BEGIN
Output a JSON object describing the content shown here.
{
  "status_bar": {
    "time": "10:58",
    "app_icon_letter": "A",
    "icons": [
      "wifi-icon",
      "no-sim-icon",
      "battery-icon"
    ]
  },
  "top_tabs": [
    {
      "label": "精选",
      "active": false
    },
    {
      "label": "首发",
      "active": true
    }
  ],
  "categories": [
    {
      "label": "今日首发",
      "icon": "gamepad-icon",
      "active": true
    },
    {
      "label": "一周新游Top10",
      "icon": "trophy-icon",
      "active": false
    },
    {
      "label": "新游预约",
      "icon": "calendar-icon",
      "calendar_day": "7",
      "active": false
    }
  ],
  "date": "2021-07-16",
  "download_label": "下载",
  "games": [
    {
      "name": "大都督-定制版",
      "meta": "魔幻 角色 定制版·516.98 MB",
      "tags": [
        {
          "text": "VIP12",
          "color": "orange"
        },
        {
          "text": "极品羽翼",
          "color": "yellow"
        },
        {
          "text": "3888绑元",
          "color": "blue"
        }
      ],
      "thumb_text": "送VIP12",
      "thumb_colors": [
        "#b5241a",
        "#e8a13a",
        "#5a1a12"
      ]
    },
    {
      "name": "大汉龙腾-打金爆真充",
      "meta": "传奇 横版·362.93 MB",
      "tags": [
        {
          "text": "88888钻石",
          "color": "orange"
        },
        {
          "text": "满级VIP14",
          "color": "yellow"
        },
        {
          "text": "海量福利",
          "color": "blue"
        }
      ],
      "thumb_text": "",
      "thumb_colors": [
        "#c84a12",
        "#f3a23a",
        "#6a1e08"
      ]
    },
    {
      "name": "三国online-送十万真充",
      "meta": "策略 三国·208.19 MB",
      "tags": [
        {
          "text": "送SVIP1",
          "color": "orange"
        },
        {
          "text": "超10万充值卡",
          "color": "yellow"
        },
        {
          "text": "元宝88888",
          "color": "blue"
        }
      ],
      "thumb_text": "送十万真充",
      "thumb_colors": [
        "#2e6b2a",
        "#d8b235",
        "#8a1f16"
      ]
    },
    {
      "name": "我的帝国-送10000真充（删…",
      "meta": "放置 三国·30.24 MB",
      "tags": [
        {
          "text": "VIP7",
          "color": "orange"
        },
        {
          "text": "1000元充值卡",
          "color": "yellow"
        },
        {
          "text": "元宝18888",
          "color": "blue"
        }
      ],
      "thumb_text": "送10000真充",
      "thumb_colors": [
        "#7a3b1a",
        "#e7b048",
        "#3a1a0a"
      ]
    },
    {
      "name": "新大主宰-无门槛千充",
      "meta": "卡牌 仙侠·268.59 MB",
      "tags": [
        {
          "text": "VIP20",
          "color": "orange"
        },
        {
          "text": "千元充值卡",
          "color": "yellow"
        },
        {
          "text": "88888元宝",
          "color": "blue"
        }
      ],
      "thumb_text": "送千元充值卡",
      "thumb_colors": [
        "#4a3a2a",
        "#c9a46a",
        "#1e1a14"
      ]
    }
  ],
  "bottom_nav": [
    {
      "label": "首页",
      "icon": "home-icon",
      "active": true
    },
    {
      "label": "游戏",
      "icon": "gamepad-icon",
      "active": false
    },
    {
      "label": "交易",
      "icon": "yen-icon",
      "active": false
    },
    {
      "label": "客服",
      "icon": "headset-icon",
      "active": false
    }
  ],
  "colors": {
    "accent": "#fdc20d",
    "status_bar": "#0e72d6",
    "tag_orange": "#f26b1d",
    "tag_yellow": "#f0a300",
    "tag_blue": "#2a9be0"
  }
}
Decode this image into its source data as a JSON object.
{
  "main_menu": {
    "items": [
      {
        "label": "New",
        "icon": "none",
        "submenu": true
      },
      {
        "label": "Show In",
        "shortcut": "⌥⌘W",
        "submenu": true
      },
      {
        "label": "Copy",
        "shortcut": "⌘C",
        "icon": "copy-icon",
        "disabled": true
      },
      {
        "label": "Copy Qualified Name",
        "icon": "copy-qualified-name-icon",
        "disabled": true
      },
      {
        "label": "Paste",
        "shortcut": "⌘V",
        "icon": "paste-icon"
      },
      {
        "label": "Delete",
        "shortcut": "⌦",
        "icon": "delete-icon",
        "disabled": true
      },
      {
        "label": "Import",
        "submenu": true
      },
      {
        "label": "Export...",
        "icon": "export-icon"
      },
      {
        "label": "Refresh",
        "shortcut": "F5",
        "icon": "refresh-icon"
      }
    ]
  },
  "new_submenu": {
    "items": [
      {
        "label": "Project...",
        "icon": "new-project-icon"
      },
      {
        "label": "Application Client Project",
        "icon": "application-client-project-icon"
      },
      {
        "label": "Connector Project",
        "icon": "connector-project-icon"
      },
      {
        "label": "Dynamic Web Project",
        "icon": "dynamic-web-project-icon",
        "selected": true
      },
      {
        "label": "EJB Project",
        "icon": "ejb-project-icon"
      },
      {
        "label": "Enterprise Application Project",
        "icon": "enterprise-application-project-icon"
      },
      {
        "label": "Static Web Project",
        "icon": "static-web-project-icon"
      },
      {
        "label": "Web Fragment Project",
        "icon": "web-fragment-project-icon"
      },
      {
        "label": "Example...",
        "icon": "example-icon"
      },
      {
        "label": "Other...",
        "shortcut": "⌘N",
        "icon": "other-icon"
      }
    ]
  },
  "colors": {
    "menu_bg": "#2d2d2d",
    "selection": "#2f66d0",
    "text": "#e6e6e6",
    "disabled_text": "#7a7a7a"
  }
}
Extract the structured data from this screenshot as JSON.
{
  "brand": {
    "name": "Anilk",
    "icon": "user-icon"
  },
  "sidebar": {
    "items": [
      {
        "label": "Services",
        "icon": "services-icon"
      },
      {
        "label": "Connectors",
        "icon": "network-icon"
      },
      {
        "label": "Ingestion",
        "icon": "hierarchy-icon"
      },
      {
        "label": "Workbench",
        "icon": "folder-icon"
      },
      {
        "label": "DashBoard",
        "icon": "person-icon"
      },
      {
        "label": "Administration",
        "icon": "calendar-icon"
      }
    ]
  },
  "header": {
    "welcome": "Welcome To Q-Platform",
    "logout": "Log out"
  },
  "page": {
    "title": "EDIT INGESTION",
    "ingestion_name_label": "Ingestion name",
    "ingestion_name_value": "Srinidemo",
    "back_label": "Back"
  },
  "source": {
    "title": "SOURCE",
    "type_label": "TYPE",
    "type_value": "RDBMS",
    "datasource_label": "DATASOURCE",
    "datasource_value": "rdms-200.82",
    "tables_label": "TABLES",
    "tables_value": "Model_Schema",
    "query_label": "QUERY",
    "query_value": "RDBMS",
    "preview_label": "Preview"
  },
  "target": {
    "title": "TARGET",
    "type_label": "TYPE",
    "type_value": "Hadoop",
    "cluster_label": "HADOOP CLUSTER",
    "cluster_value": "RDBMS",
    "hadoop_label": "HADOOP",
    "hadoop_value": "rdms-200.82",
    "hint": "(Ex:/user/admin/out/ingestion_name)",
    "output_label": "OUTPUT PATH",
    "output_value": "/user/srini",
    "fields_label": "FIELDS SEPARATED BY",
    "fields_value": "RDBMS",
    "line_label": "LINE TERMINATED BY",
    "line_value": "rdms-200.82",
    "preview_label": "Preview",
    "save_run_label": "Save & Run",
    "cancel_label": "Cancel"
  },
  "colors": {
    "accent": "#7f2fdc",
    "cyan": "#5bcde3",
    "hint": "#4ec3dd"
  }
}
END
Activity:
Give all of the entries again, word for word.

Solution:
Output a JSON object describing the content shown here.
{
  "status_bar": {
    "time": "10:58",
    "app_icon_letter": "A",
    "icons": [
      "wifi-icon",
      "no-sim-icon",
      "battery-icon"
    ]
  },
  "top_tabs": [
    {
      "label": "精选",
      "active": false
    },
    {
      "label": "首发",
      "active": true
    }
  ],
  "categories": [
    {
      "label": "今日首发",
      "icon": "gamepad-icon",
      "active": true
    },
    {
      "label": "一周新游Top10",
      "icon": "trophy-icon",
      "active": false
    },
    {
      "label": "新游预约",
      "icon": "calendar-icon",
      "calendar_day": "7",
      "active": false
    }
  ],
  "date": "2021-07-16",
  "download_label": "下载",
  "games": [
    {
      "name": "大都督-定制版",
      "meta": "魔幻 角色 定制版·516.98 MB",
      "tags": [
        {
          "text": "VIP12",
          "color": "orange"
        },
        {
          "text": "极品羽翼",
          "color": "yellow"
        },
        {
          "text": "3888绑元",
          "color": "blue"
        }
      ],
      "thumb_text": "送VIP12",
      "thumb_colors": [
        "#b5241a",
        "#e8a13a",
        "#5a1a12"
      ]
    },
    {
      "name": "大汉龙腾-打金爆真充",
      "meta": "传奇 横版·362.93 MB",
      "tags": [
        {
          "text": "88888钻石",
          "color": "orange"
        },
        {
          "text": "满级VIP14",
          "color": "yellow"
        },
        {
          "text": "海量福利",
          "color": "blue"
        }
      ],
      "thumb_text": "",
      "thumb_colors": [
        "#c84a12",
        "#f3a23a",
        "#6a1e08"
      ]
    },
    {
      "name": "三国online-送十万真充",
      "meta": "策略 三国·208.19 MB",
      "tags": [
        {
          "text": "送SVIP1",
          "color": "orange"
        },
        {
          "text": "超10万充值卡",
          "color": "yellow"
        },
        {
          "text": "元宝88888",
          "color": "blue"
        }
      ],
      "thumb_text": "送十万真充",
      "thumb_colors": [
        "#2e6b2a",
        "#d8b235",
        "#8a1f16"
      ]
    },
    {
      "name": "我的帝国-送10000真充（删…",
      "meta": "放置 三国·30.24 MB",
      "tags": [
        {
          "text": "VIP7",
          "color": "orange"
        },
        {
          "text": "1000元充值卡",
          "color": "yellow"
        },
        {
          "text": "元宝18888",
          "color": "blue"
        }
      ],
      "thumb_text": "送10000真充",
      "thumb_colors": [
        "#7a3b1a",
        "#e7b048",
        "#3a1a0a"
      ]
    },
    {
      "name": "新大主宰-无门槛千充",
      "meta": "卡牌 仙侠·268.59 MB",
      "tags": [
        {
          "text": "VIP20",
          "color": "orange"
        },
        {
          "text": "千元充值卡",
          "color": "yellow"
        },
        {
          "text": "88888元宝",
          "color": "blue"
        }
      ],
      "thumb_text": "送千元充值卡",
      "thumb_colors": [
        "#4a3a2a",
        "#c9a46a",
        "#1e1a14"
      ]
    }
  ],
  "bottom_nav": [
    {
      "label": "首页",
      "icon": "home-icon",
      "active": true
    },
    {
      "label": "游戏",
      "icon": "gamepad-icon",
      "active": false
    },
    {
      "label": "交易",
      "icon": "yen-icon",
      "active": false
    },
    {
      "label": "客服",
      "icon": "headset-icon",
      "active": false
    }
  ],
  "colors": {
    "accent": "#fdc20d",
    "status_bar": "#0e72d6",
    "tag_orange": "#f26b1d",
    "tag_yellow": "#f0a300",
    "tag_blue": "#2a9be0"
  }
}
Decode this image into its source data as a JSON object.
{
  "main_menu": {
    "items": [
      {
        "label": "New",
        "icon": "none",
        "submenu": true
      },
      {
        "label": "Show In",
        "shortcut": "⌥⌘W",
        "submenu": true
      },
      {
        "label": "Copy",
        "shortcut": "⌘C",
        "icon": "copy-icon",
        "disabled": true
      },
      {
        "label": "Copy Qualified Name",
        "icon": "copy-qualified-name-icon",
        "disabled": true
      },
      {
        "label": "Paste",
        "shortcut": "⌘V",
        "icon": "paste-icon"
      },
      {
        "label": "Delete",
        "shortcut": "⌦",
        "icon": "delete-icon",
        "disabled": true
      },
      {
        "label": "Import",
        "submenu": true
      },
      {
        "label": "Export...",
        "icon": "export-icon"
      },
      {
        "label": "Refresh",
        "shortcut": "F5",
        "icon": "refresh-icon"
      }
    ]
  },
  "new_submenu": {
    "items": [
      {
        "label": "Project...",
        "icon": "new-project-icon"
      },
      {
        "label": "Application Client Project",
        "icon": "application-client-project-icon"
      },
      {
        "label": "Connector Project",
        "icon": "connector-project-icon"
      },
      {
        "label": "Dynamic Web Project",
        "icon": "dynamic-web-project-icon",
        "selected": true
      },
      {
        "label": "EJB Project",
        "icon": "ejb-project-icon"
      },
      {
        "label": "Enterprise Application Project",
        "icon": "enterprise-application-project-icon"
      },
      {
        "label": "Static Web Project",
        "icon": "static-web-project-icon"
      },
      {
        "label": "Web Fragment Project",
        "icon": "web-fragment-project-icon"
      },
      {
        "label": "Example...",
        "icon": "example-icon"
      },
      {
        "label": "Other...",
        "shortcut": "⌘N",
        "icon": "other-icon"
      }
    ]
  },
  "colors": {
    "menu_bg": "#2d2d2d",
    "selection": "#2f66d0",
    "text": "#e6e6e6",
    "disabled_text": "#7a7a7a"
  }
}
Extract the structured data from this screenshot as JSON.
{
  "brand": {
    "name": "Anilk",
    "icon": "user-icon"
  },
  "sidebar": {
    "items": [
      {
        "label": "Services",
        "icon": "services-icon"
      },
      {
        "label": "Connectors",
        "icon": "network-icon"
      },
      {
        "label": "Ingestion",
        "icon": "hierarchy-icon"
      },
      {
        "label": "Workbench",
        "icon": "folder-icon"
      },
      {
        "label": "DashBoard",
        "icon": "person-icon"
      },
      {
        "label": "Administration",
        "icon": "calendar-icon"
      }
    ]
  },
  "header": {
    "welcome": "Welcome To Q-Platform",
    "logout": "Log out"
  },
  "page": {
    "title": "EDIT INGESTION",
    "ingestion_name_label": "Ingestion name",
    "ingestion_name_value": "Srinidemo",
    "back_label": "Back"
  },
  "source": {
    "title": "SOURCE",
    "type_label": "TYPE",
    "type_value": "RDBMS",
    "datasource_label": "DATASOURCE",
    "datasource_value": "rdms-200.82",
    "tables_label": "TABLES",
    "tables_value": "Model_Schema",
    "query_label": "QUERY",
    "query_value": "RDBMS",
    "preview_label": "Preview"
  },
  "target": {
    "title": "TARGET",
    "type_label": "TYPE",
    "type_value": "Hadoop",
    "cluster_label": "HADOOP CLUSTER",
    "cluster_value": "RDBMS",
    "hadoop_label": "HADOOP",
    "hadoop_value": "rdms-200.82",
    "hint": "(Ex:/user/admin/out/ingestion_name)",
    "output_label": "OUTPUT PATH",
    "output_value": "/user/srini",
    "fields_label": "FIELDS SEPARATED BY",
    "fields_value": "RDBMS",
    "line_label": "LINE TERMINATED BY",
    "line_value": "rdms-200.82",
    "preview_label": "Preview",
    "save_run_label": "Save & Run",
    "cancel_label": "Cancel"
  },
  "colors": {
    "accent": "#7f2fdc",
    "cyan": "#5bcde3",
    "hint": "#4ec3dd"
  }
}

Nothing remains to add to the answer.